May 18, 2012

On the first two days of the MST Endurance Run, Diane Van Deren covered more than 110 miles. Then, the relentlessly technical trail and rainy weather started taking its toll on her feet. At the end of day Thursday, after especially wet weather through Linville Gorge and the Wilson Creek area, her support crew was trying to persuade the Colorado ultra runner to see a doctor. Van Deren, a veteran of multiple 100-mile races and the 430-mile Yukon Arctic Ultra, declined.

She emerged late yesterday from Wilson Creek back to the somewhat friendlier terrain along the Blue Ridge, only to be greeted by another inch and a half of rain over night; not looking good for her feet. Before sending her down the trail this morning, her support crew knew they’d have to get creative in dealing with Van Deren’s blisters.

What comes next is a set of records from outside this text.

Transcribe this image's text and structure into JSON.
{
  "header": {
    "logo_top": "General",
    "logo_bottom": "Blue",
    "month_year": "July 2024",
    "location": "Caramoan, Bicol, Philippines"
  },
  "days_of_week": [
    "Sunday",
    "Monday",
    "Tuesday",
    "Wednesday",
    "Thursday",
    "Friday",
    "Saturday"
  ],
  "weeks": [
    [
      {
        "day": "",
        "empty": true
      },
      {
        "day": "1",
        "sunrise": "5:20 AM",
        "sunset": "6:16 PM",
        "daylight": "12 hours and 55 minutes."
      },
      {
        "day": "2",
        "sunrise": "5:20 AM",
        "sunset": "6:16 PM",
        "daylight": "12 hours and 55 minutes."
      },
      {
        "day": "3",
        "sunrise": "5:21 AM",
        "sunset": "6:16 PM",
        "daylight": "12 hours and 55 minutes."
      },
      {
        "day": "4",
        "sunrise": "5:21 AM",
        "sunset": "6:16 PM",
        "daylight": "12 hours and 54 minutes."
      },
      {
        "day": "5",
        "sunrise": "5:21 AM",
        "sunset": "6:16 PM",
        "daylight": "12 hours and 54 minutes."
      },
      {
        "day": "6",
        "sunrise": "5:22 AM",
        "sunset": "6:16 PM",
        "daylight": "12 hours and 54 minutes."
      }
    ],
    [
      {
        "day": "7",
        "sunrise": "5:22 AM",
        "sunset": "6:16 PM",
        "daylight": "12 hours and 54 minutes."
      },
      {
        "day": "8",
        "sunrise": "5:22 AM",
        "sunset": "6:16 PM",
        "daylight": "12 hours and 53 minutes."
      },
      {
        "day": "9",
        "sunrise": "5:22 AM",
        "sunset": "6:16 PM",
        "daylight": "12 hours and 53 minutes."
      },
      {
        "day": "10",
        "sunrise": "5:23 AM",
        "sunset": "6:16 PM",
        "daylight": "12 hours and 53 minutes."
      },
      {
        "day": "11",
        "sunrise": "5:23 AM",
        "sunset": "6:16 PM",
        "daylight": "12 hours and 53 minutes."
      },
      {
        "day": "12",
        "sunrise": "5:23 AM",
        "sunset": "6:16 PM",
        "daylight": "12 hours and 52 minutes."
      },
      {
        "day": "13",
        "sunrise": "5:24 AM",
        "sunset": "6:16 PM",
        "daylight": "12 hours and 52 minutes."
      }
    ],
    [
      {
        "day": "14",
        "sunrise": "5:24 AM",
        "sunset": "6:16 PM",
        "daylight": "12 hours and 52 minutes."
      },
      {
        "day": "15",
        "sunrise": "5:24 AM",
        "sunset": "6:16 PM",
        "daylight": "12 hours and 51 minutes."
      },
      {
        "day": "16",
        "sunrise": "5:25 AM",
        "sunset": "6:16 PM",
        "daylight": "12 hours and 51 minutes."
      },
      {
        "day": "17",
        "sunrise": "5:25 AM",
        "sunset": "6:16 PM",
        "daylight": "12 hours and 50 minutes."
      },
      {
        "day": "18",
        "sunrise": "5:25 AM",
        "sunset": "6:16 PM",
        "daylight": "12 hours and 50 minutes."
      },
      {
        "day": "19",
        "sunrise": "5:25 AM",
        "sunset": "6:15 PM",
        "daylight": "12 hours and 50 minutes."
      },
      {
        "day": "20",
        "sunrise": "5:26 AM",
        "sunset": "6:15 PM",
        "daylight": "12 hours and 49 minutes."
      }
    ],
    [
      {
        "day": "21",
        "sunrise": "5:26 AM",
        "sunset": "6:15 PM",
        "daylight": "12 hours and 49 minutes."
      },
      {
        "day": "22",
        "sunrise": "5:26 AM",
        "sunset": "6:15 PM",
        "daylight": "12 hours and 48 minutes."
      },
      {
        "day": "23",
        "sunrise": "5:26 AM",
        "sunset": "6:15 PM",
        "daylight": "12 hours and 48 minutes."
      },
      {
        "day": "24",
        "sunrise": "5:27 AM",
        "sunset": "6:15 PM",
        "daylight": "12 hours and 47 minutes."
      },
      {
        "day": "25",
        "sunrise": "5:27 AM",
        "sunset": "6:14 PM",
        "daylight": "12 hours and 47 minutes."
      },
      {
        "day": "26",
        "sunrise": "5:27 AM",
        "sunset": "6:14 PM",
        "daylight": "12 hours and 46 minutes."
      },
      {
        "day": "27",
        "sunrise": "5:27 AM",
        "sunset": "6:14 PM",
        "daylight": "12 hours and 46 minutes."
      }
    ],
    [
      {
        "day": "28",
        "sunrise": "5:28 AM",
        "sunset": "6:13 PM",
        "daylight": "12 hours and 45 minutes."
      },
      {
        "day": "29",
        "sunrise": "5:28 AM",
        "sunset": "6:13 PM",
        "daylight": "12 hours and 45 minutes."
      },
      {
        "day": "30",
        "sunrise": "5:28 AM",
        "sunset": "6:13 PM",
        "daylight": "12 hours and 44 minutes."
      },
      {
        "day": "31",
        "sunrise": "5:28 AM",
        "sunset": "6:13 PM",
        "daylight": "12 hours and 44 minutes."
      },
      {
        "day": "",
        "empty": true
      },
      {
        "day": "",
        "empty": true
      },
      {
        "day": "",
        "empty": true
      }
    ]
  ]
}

“We patched Di’s foot this morning with a new ‘system’ on her blisters and sent her off for an 8-mile stretch of soggy terrain,” reports support crew chief Amy Hamm.

“We told her we would check in after 8 miles to see how the new blister patch was working and determine what today would look like,” Hamm continued. “Meaning: Do we need to contact a doctor? How many miles should we shoot for? What’s the weather threatening to do?”

Despite the uncertainty, Van Deren was optimistic as ever.

“This morning her spirits are amazing,” reported expedition coordinator Chuck Millsaps. “There’s such a contrast between between what she’s feeling physically and what she’s experiencing, and yet what an inspiration she continues to be.”

Hamm was pensive as she waiting for Van Deren at the 8-mile mark. And then, a huge sigh of relief.

“Di’s first words to me were. ‘I feel great, I really feel great. I’m about to cry,’” Hamm said. “She said this 8-mile morning stretch was very emotional because her feet were dry, she could feel the terrain changing for the better, and she wasn’t feeling nearly the pain from the blister that she has been feeling. The new blister patch system is effective!”

Millsaps said, under the conditions, the support crew was hoping for a  20- to 25-mile day. “She was thinking more along the lines of hitting Horse Gap or Laurel Springs.”

That would be a 40+ mile day, and likely have Van Deren leaving the mountains for good tomorrow at the Devil’s Garden Overlook, where the Mountains-to-Sea Trail descends into Stone Mountain State Park and the Piedmont beyond.